Mental health supporters gather to ‘stand up against stigma.’
Gov. Scott Walker’s sons have had their share of sports injuries, his wife Tonette lives with Type 1 diabetes, and his dad suffered from depression after he retired as a minister.
“I share that because in each of those cases, that’s part of our health and well-being,” said Walker, who shared his personal story at the second-annual Mental Health Awareness Month Kickoff in Appleton on May 1. “(Mental health) is part of our health and why last year, working with folks here and across the state, we put more resources – $28.9 million, the most we’ve put in 30 years, into mental health services.”
Walker was joined by state and local leaders, mental health supporters and community members who gathered at Riverview Gardens to share their stories and commitment to fight stigma and improve mental health services and supports in the community and beyond.
“I received my technical diagnosis in a mental hospital after I had experienced my first, full-blown, panic attack the day before my 20th birthday,” Lawrence University student Anastasia Skliarova told the crowd of more than 150 gathered for the event.
Anastasia went on to describe her recovery journey back from debilitating anxiety and depression and how she has reclaimed her life with treatment and support from others.
“If we are to be supportive, compassionate human beings, we must offer respect and understanding, unconditionally, to all who are struggling,” she added. “We must find the connection between those around us and ourselves, for we have all experienced pain. We must show that we care and that we are willing to listen, because asking for help can be the scariest thing in the world, and by offering help and support, you might very well become the spark for a person’s recovery.”
Gov. Walker applauded Ms. Skliarova and the other presenters for speaking out in support of those affected by mental illness.
“Your testimonies today are a great reminder of a moral imperative to break the stigma of mental illness,” Walker said. “I would like to add that practically, it’s also an economic imperative. When we have people suffering from mental illness who have yet to get the treatment they need, those people are sitting on the sidelines and are not engaged in our workforce.
“We need to have everyone who is able – or wants to work – be able to work, and part of that is making sure that people who mental health treatment or assistance are able to get it.”

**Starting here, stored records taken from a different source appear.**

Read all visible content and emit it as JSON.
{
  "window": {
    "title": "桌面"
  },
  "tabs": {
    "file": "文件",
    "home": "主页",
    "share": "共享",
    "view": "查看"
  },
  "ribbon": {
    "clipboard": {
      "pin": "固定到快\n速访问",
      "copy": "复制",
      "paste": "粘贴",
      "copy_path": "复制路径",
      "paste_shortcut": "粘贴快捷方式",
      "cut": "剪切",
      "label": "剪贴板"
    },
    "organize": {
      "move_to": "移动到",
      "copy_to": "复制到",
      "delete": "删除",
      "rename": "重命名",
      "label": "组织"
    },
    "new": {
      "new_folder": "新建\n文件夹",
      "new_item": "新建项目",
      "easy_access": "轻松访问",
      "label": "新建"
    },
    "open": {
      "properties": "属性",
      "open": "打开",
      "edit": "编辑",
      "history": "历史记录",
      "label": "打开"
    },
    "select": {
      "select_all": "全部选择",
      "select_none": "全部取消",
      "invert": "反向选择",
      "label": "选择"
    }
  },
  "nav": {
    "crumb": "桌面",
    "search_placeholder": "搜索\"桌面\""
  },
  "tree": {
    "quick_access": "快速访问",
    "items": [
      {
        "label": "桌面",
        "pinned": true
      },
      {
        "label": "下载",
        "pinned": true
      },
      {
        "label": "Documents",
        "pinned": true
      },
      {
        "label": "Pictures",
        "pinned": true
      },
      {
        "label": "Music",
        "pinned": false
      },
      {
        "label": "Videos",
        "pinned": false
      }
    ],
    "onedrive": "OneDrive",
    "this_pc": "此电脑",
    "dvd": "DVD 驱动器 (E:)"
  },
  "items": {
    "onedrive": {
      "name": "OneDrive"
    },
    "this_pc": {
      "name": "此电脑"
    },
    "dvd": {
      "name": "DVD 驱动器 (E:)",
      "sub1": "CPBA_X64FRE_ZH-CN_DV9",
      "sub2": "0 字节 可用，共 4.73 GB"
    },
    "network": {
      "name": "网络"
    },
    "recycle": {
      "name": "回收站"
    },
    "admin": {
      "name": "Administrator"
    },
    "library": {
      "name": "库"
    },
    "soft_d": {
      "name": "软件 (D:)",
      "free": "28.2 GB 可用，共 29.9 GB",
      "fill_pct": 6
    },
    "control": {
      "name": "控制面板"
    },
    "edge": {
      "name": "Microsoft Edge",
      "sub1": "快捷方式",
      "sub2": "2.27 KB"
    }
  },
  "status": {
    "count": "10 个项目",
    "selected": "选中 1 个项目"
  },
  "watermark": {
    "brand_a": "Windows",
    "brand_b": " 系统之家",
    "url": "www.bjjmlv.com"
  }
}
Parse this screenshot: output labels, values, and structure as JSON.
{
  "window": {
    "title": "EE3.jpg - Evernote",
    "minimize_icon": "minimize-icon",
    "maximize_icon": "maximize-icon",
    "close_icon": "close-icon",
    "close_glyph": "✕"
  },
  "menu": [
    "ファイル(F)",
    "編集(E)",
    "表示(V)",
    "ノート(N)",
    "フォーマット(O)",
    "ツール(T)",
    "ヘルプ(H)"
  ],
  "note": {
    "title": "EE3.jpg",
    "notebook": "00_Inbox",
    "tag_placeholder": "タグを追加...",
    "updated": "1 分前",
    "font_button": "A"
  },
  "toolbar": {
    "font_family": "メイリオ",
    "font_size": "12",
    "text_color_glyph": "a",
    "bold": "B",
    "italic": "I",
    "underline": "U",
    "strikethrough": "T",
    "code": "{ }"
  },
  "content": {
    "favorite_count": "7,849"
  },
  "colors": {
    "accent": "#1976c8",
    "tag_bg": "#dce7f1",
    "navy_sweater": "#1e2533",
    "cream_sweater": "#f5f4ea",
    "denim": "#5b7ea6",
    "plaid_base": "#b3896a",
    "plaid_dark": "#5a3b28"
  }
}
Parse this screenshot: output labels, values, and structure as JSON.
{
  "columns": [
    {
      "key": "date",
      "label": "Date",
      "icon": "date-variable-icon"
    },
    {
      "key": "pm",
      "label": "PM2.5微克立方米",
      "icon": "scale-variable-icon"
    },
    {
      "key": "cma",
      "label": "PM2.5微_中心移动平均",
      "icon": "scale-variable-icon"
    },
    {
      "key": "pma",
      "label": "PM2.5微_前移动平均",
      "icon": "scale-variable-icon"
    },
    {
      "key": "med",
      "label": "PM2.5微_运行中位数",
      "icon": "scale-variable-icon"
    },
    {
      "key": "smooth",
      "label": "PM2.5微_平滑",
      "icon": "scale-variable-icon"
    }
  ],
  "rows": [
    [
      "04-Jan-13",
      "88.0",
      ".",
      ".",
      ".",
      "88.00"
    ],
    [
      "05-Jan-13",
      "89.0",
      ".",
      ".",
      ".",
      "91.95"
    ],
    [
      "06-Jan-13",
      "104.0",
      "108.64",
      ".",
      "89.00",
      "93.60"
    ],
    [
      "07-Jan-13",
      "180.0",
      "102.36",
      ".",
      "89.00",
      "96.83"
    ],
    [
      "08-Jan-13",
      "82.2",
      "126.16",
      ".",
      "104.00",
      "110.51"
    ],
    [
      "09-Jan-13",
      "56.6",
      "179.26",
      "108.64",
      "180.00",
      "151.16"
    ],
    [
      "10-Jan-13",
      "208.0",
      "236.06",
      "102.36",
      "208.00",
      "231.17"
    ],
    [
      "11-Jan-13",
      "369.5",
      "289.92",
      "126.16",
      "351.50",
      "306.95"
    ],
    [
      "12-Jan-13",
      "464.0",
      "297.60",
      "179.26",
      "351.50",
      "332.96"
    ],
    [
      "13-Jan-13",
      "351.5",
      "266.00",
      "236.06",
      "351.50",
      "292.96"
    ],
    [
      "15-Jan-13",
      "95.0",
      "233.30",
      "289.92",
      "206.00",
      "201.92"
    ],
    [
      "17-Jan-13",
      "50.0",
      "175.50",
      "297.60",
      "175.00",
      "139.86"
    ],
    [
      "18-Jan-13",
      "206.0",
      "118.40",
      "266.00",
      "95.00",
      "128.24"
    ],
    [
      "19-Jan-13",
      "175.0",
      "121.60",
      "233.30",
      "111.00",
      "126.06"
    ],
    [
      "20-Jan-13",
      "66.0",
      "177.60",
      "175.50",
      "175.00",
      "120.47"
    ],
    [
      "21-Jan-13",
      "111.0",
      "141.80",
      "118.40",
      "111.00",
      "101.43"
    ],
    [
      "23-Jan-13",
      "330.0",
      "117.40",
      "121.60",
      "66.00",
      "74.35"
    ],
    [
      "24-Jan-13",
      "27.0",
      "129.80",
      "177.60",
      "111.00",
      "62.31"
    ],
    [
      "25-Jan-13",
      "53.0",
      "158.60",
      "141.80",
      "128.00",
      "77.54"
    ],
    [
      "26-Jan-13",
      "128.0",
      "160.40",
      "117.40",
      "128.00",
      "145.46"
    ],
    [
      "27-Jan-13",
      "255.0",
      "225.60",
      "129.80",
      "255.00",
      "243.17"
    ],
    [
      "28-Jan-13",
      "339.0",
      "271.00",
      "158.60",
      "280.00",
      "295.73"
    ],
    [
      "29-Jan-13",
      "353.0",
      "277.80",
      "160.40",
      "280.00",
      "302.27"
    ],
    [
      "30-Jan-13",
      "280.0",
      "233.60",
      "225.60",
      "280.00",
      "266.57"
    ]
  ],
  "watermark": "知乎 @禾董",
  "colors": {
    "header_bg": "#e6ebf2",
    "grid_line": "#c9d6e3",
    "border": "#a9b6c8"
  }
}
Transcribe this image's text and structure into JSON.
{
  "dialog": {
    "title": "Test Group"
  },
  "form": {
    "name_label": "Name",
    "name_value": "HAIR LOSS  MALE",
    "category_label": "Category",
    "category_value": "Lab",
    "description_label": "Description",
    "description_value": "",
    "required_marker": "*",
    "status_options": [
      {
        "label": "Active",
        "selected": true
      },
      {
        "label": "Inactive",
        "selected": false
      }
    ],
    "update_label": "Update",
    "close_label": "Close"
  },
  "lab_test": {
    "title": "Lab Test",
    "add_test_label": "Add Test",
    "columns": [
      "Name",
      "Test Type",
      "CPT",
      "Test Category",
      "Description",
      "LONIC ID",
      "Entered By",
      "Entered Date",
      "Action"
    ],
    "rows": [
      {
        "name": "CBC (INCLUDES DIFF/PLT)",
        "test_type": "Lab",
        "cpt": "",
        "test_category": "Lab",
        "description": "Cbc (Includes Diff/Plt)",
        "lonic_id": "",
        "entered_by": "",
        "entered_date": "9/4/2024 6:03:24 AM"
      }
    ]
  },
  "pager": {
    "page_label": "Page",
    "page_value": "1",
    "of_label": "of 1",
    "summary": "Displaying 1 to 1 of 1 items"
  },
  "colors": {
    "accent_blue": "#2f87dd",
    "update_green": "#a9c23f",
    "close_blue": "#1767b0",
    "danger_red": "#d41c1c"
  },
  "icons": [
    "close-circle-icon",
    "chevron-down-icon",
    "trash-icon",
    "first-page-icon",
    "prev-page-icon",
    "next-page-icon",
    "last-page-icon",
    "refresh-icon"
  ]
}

Mike Veny, a New York-native, professional drummer and mental health consumer, made a special appearance at the kick-off event. Veny, a nationally known mental health speaker, was in town to give a keynote address at the NAMI Wisconsin 2014 state conference held May 2-3 at the Radisson Paper Valley.
As Veny discussed the stigma surrounding mental illness, he referenced a cartoon he had seen recently on Facebook.
“It was kind of like an old comic book-style cartoon, and in box number one, it said if you have a cold people will comment ‘feel better,’” he said. ”In box number two, it said if you break your arm, people will sign your cast. In Box three, it said if you go to the hospital, people will come visit you, give you cards and you might even get a stuffed animal. In box number four, it said if people find out you have mental health issues, they need to get far away from you.
“We as a society are very uncomfortable talking about things above the neck. You’ll see celebrities put their vasectomies online, but we are afraid to talk about mental health issues.”
Veny went on to encourage the crowd to do three things “to continue to transform stigma into strength.”
I encourage you to take care of yourself, to keep mental health in the conversation when you leave here today and look for teachable moments,” he said.
Erin Davisson, WFRV TV news anchor, emceed the hour-long program which also included comments from Sue Jungen of Affinity Behavioral Health; Jean DeKeyser of ThedaCare Behavioral Health; Appleton Mayor Tim Hanna; Wilson Middle School Principal John Magas; Dr. Doug Moard, a family physician; and a video address by Congressman Reid Ribble.